additional resources How She Became Interested in Photography- Taking Photos of Groups of People
Duration: 1:59 min
Size: 8816kb
Juxtaposing Women's Groups
Duration: 1:18 min
Size: 5527kb
Saskatoon Quilt Guild- Saskatoon, Saskatchewan, 1987
Duration: 2:24 min
Size: 10603kb
Searching for Identity
Duration: 1:25 min
Size: 6525kb
Why She Started Photographing Groups of Women
Duration: 2:14 min
Size: 9840kb
Things to Think About
  • By gathering as a community group, these women in Saskatoon Quilt Guild, Saskatoon, Saskatchewan are able to socialize and share new ideas while learning skills. Find out more about guilds and their value to the development of artists and craftspeople.

Hume

  • Research photographers such as Dorothea Lange and Eugene Smith to learn more about photography. Sandra Semchuck was a great influence on Frances Robson. Find examples of her work in the ARTSask Theme Body in Crisis. How would you compare the two artists’ works?
Studio Activity References

Author unknown.  ‘Frances Robson.’  From the Exhibition  catalogueA list which is an inventory of works in a gallery, museum, or other collection. It describes the works, and may contain articles discussing their history, and classifying them in other ways. It may be in the form of a file of cards (or an electronic equivalent), one card for each object, or in the form of a publication (usually a pamphlet or book), whether for a special exhibition or for all or part of a permanent collection.  (Artlex.com)  for Saskatchewan Portraits.  Saskatchewan Arts Board.  Available online at:  http://www.artsboard.sk.ca/showcase/showcase_v_portraits_09.shtml.

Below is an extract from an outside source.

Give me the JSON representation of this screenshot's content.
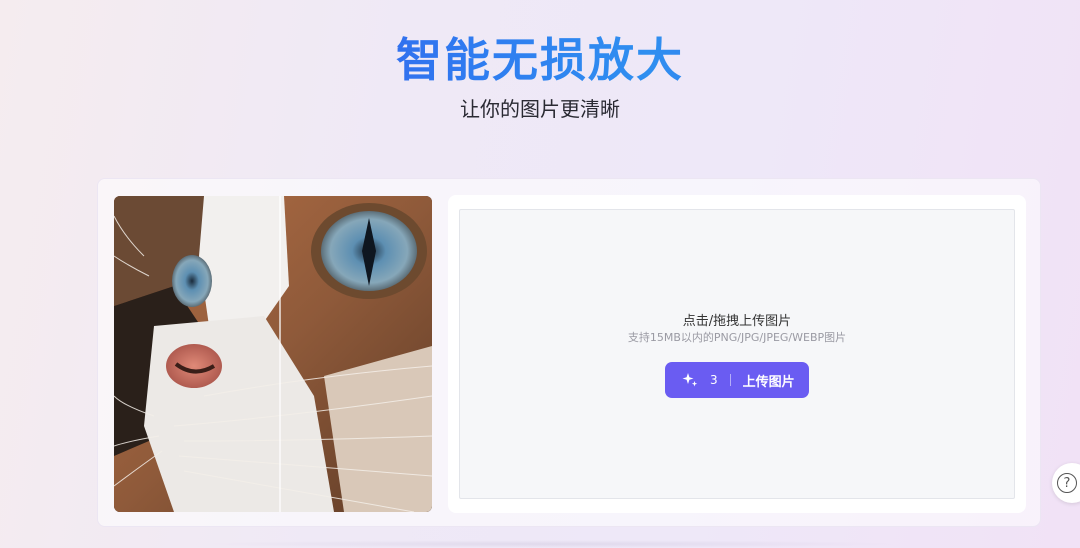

Author unknown.  Frances Robson.  Exhibition catalogue, Mendel Art Gallery, Saskatoon, Saskatchewan, 1991.

Harvey-Rioux, Linda.  ‘Photographs focus on the natural warmth of women.’  Regina Leader-Post, March 5, 1987.

Robson, Frances.  Making Spaces.  Exhibition catalogue.  Mendel Art Gallery, Saskatoon, Saskatchewan, 1988.

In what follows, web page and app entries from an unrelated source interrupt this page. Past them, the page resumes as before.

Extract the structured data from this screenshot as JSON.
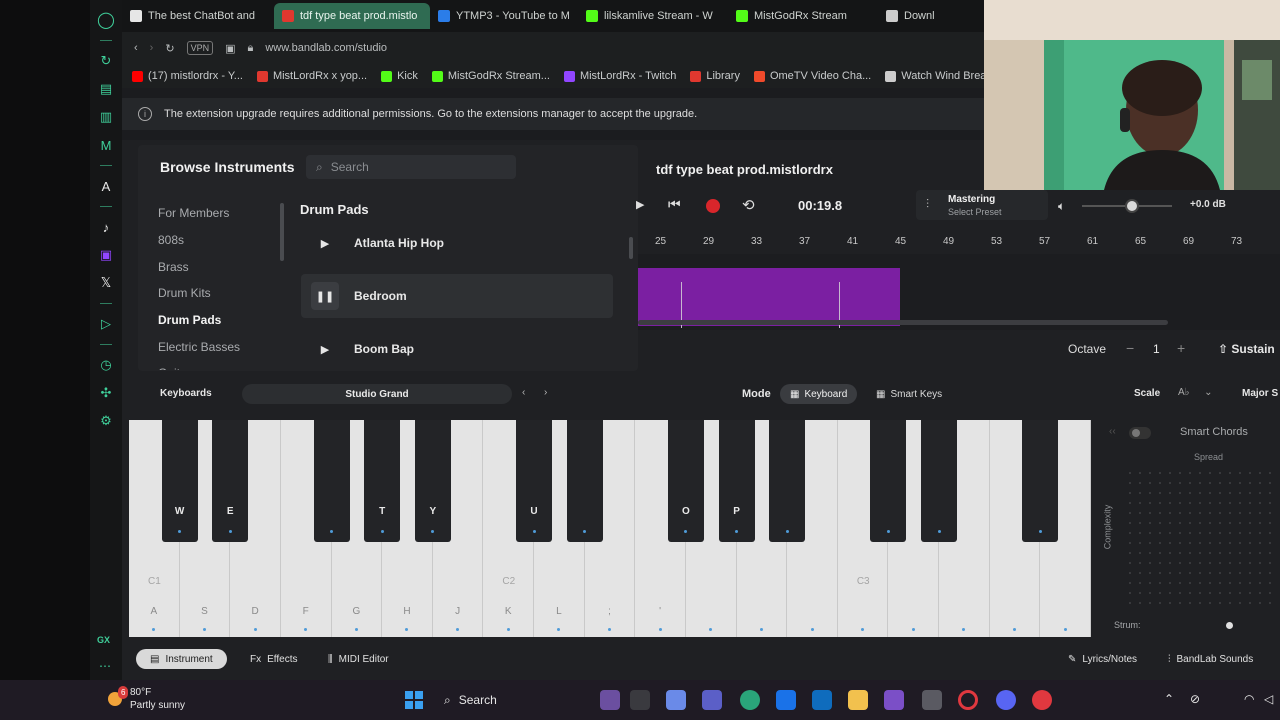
{
  "browser": {
    "tabs": [
      {
        "label": "The best ChatBot and",
        "color": "#e6e6e6",
        "icon": "chatbot-icon"
      },
      {
        "label": "tdf type beat prod.mistlo",
        "color": "#e0382f",
        "icon": "bandlab-icon",
        "active": true
      },
      {
        "label": "YTMP3 - YouTube to M",
        "color": "#2b7de9",
        "icon": "ytmp3-icon"
      },
      {
        "label": "lilskamlive Stream - W",
        "color": "#53fc18",
        "icon": "kick-icon"
      },
      {
        "label": "MistGodRx Stream",
        "color": "#53fc18",
        "icon": "kick-icon"
      },
      {
        "label": "Downl",
        "color": "#cccccc",
        "icon": "download-icon"
      }
    ],
    "url": "www.bandlab.com/studio",
    "vpn": "VPN",
    "bookmarks": [
      {
        "label": "(17) mistlordrx - Y...",
        "color": "#ff0000",
        "icon": "youtube-icon"
      },
      {
        "label": "MistLordRx x yop...",
        "color": "#e0382f",
        "icon": "bandlab-icon"
      },
      {
        "label": "Kick",
        "color": "#53fc18",
        "icon": "kick-icon"
      },
      {
        "label": "MistGodRx Stream...",
        "color": "#53fc18",
        "icon": "kick-icon"
      },
      {
        "label": "MistLordRx - Twitch",
        "color": "#9146ff",
        "icon": "twitch-icon"
      },
      {
        "label": "Library",
        "color": "#e0382f",
        "icon": "bandlab-icon"
      },
      {
        "label": "OmeTV Video Cha...",
        "color": "#f04a2b",
        "icon": "ometv-icon"
      },
      {
        "label": "Watch Wind Brea",
        "color": "#cccccc",
        "icon": "globe-icon"
      }
    ],
    "infobar": "The extension upgrade requires additional permissions. Go to the extensions manager to accept the upgrade."
  },
  "browse": {
    "title": "Browse Instruments",
    "search_placeholder": "Search",
    "categories": [
      "For Members",
      "808s",
      "Brass",
      "Drum Kits",
      "Drum Pads",
      "Electric Basses",
      "Guitars"
    ],
    "active_category": "Drum Pads",
    "section_title": "Drum Pads",
    "pads": [
      {
        "name": "Atlanta Hip Hop",
        "state": "play"
      },
      {
        "name": "Bedroom",
        "state": "pause"
      },
      {
        "name": "Boom Bap",
        "state": "play"
      }
    ]
  },
  "project": {
    "title": "tdf type beat prod.mistlordrx",
    "time": "00:19.8",
    "mastering_title": "Mastering",
    "mastering_sub": "Select Preset",
    "db": "+0.0 dB",
    "volume_level": 0.55,
    "ruler": [
      "25",
      "29",
      "33",
      "37",
      "41",
      "45",
      "49",
      "53",
      "57",
      "61",
      "65",
      "69",
      "73"
    ]
  },
  "octave": {
    "label": "Octave",
    "value": "1",
    "minus": "−",
    "plus": "+",
    "sustain": "Sustain"
  },
  "keyboard_toolbar": {
    "label": "Keyboards",
    "preset": "Studio Grand",
    "mode_label": "Mode",
    "modes": [
      {
        "label": "Keyboard",
        "active": true
      },
      {
        "label": "Smart Keys",
        "active": false
      }
    ],
    "scale_label": "Scale",
    "scale_value": "A♭",
    "scale_type": "Major S"
  },
  "piano": {
    "white_keys": [
      "A",
      "S",
      "D",
      "F",
      "G",
      "H",
      "J",
      "K",
      "L",
      ";",
      "'",
      "",
      "",
      "",
      "",
      "",
      "",
      "",
      ""
    ],
    "black_keys": [
      "W",
      "E",
      "",
      "T",
      "Y",
      "U",
      "",
      "O",
      "P",
      "",
      "",
      "",
      "",
      "",
      ""
    ],
    "octave_labels": [
      {
        "label": "C1",
        "key": 0
      },
      {
        "label": "C2",
        "key": 7
      },
      {
        "label": "C3",
        "key": 14
      }
    ]
  },
  "smart_chords": {
    "title": "Smart Chords",
    "spread": "Spread",
    "complexity": "Complexity",
    "strum": "Strum:"
  },
  "bottom_tabs": {
    "instrument": "Instrument",
    "effects": "Effects",
    "midi": "MIDI Editor",
    "lyrics": "Lyrics/Notes",
    "sounds": "BandLab Sounds"
  },
  "taskbar": {
    "temp": "80°F",
    "weather": "Partly sunny",
    "search": "Search",
    "badge": "6"
  },
  "colors": {
    "accent_purple": "#7b1fa2",
    "record_red": "#d8262b",
    "opera_green": "#3fcf9a"
  }
}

Robertson, Sheila.  ‘Refreshing encounter with large, lush images.’  Saskatoon Star Phoenix, September 23, 1995.

Canadian Heritage University of Regina Mackenzie Art Gallery Mendel Art Gallery Sask Learning